*Problem description*: Copy all lines in the data that contain the string "true".
▬▬▬▬▬▬▬▬▬▬
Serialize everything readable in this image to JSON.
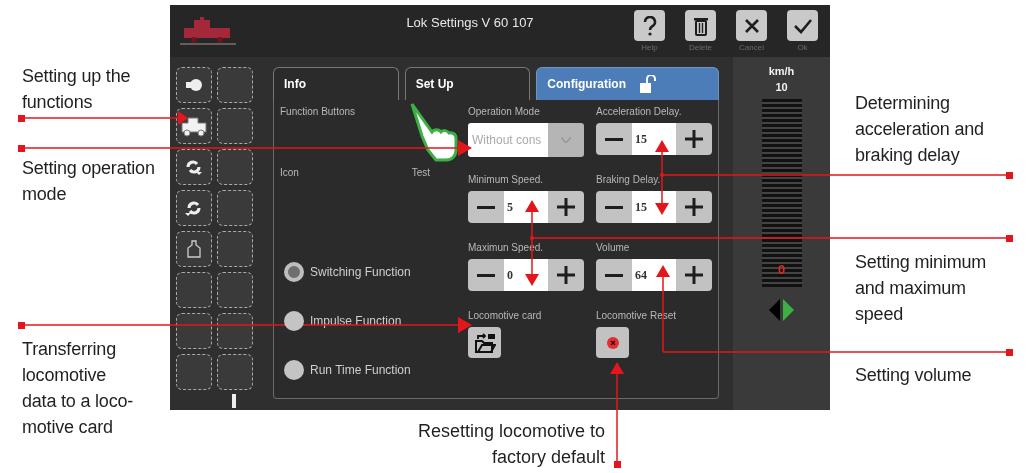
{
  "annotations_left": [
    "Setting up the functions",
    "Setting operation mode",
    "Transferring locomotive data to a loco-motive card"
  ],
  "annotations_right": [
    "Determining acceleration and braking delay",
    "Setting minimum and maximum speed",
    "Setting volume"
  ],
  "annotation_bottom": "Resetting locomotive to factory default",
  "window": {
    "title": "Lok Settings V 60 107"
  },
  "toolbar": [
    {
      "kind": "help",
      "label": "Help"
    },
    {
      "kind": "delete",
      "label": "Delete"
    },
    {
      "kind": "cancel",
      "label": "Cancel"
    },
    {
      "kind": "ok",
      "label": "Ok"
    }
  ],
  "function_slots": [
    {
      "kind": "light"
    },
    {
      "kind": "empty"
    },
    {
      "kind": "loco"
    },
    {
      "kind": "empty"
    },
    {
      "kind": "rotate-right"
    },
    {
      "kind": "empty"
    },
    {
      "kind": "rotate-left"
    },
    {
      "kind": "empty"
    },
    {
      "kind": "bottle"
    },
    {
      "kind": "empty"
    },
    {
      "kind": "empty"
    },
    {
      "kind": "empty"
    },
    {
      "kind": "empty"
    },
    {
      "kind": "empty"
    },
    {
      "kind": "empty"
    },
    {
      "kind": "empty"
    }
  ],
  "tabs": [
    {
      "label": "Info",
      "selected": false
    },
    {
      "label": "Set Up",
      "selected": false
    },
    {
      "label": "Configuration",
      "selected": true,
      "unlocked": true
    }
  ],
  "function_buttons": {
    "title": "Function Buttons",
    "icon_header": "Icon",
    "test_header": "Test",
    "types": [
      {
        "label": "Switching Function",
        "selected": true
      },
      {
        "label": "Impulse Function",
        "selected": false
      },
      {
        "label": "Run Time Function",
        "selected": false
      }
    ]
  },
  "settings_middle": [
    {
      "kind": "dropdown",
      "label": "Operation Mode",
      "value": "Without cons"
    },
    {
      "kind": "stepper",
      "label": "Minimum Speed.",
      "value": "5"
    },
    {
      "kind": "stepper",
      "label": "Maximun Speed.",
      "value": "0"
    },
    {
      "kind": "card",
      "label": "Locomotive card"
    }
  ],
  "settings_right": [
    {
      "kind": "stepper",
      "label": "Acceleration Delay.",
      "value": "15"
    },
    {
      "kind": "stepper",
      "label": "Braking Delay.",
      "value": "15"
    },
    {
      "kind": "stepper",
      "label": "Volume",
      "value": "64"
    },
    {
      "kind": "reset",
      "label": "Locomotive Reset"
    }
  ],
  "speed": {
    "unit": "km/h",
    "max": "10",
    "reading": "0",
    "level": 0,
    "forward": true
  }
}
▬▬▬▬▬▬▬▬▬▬
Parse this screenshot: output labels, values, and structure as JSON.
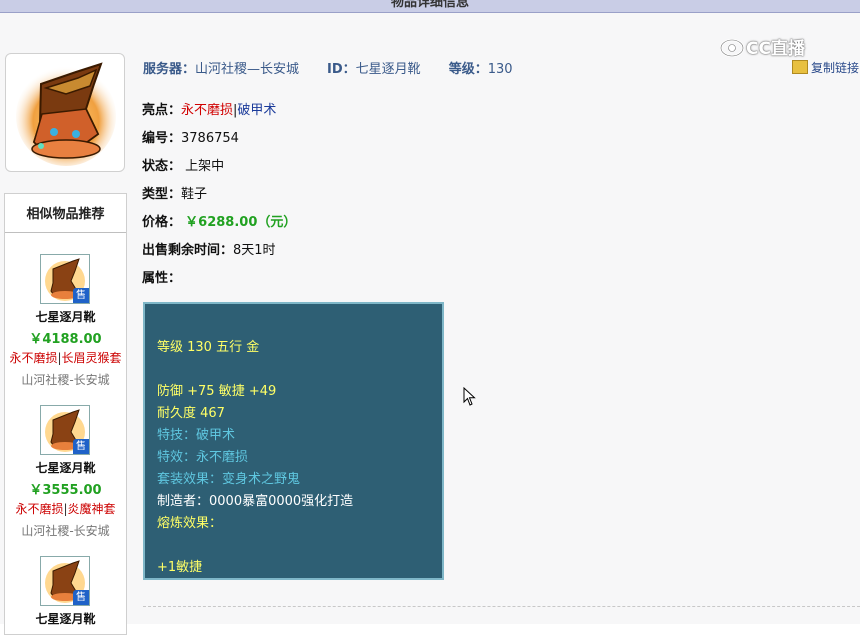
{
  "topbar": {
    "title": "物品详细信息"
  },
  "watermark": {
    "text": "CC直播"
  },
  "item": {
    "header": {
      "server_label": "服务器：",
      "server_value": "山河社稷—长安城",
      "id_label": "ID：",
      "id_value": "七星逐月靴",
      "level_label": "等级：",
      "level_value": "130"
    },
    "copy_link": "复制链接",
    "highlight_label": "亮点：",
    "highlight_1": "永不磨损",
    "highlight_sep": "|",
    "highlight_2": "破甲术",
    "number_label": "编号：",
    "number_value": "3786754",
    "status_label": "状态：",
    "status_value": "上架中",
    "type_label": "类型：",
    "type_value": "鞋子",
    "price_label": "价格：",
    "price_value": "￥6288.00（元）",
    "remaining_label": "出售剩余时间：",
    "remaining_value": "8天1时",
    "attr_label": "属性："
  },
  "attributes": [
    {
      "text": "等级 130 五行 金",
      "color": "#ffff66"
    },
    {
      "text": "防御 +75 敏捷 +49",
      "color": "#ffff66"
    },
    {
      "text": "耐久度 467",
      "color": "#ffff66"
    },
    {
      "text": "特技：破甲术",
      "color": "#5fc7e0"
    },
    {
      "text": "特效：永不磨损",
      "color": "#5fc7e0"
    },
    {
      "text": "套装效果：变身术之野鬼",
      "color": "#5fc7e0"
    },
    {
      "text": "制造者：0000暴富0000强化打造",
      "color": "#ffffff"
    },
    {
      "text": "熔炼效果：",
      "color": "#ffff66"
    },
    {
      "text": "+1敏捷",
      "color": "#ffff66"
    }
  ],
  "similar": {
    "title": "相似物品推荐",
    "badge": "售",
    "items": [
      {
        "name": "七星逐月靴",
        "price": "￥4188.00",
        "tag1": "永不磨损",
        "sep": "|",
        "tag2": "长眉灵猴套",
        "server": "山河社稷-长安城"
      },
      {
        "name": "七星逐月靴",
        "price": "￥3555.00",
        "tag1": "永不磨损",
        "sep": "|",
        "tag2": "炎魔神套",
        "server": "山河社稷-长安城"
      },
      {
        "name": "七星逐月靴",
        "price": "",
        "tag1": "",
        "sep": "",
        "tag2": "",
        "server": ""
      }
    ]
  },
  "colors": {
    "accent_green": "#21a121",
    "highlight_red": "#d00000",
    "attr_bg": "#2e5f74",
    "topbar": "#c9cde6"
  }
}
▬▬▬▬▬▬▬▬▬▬
*Written reply*:
      "selected": true,
      "unlocked": true
        "selected": true
    "forward": true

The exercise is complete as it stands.